I can’t suggest what else the US people should do. If you don’t respect the dignity of a people, you can’t help them. All this racist sentiment and action, we don’t need that.
Chavannes Jean-Baptiste, director of the Peasant Movement of Papay:
When we speak of American imperialists, we make a distinction between government and people. We believe that a lot of people are conscious of what has happened to Haiti and don’t want the imperialist project of the American government. There are a lot of things that we can do together. There are people here thinking seriously about alternative development in Haiti. There are many ways that progressive American people can help with that.
We need people in the US to tell the American government that what they are giving is not what we need. Why do we need 20,000 U.S. soldiers? We don’t. In Clinton’s plan, there are free trade zones. We don’t want that. We don’t need them sending in American firms to reconstruct Port-au-Prince, either, which will just lead to its returning as the center of everything in the country. Rural areas could start producing construction materials that we need to rebuild. We need fruit plantations, we need irrigation systems, we need local agriculture industry.
American progressives could lead delegations to come see the country, so that when they return, they could help us reject the imperialist plan. Go out to the countryside, see that people have hope that they can change their lives. In the chain of solidarity, instead of sending food, send organic seeds, send tools, help with the management of water. A group in the U.S. can work with a group in Haiti and help it build a cistern, dig a well, reforest, build silos to create seed banks of local seeds. Support groups that are reconstructing rural Haiti, that are creating work in the mountains. Help us establish rural universities. Help people who have left [earthquake-hit areas and gone to the country] be able to sustain themselves.

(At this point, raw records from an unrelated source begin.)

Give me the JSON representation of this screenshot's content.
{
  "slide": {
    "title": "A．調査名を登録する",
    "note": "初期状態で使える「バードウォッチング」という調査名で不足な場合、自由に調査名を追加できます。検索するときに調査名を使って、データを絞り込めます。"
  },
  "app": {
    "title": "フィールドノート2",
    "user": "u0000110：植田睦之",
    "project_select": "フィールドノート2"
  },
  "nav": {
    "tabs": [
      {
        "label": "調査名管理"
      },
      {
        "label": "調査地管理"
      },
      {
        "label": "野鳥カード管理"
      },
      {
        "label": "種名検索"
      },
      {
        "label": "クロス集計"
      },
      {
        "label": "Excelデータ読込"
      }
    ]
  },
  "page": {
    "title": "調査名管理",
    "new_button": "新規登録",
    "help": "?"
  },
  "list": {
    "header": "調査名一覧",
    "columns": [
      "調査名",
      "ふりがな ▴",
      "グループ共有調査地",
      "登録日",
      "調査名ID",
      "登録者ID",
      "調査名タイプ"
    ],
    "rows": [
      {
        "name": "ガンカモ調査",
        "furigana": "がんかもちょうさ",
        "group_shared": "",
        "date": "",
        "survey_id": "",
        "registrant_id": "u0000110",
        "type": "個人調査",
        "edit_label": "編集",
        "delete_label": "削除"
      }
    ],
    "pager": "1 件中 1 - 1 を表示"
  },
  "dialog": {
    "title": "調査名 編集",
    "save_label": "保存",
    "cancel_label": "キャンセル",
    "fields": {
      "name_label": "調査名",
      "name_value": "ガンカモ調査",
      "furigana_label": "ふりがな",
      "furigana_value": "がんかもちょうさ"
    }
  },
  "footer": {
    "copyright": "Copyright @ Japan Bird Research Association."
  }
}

We need American people to say, “we stand with the popular project for the rebuilding of Haiti.” We need it to be permanent, for Americans to continue to accompany the Haitian people, because the reconstruction of a Haiti is something that will take years.
This is the time to thank many groups for showing how much they are with the Haitian people, for doing all they can, for collecting medical supplies. There’s been an extraordinary demonstration of solidarity.
Rony Joseph, policeman:
We need help reconstructing: roads, infrastructure, schools. We need a country that is modern. If you look at the world, you see globalization happening. Everyone has things that Haiti doesn’t have.
You know, foreign countries are helping us a lot today, but I think they have an interest in it, too. When we have a problem in Haiti, the U.S. and Canada get very concerned and start helping. Otherwise we might end up on their doorstep.
Then the party…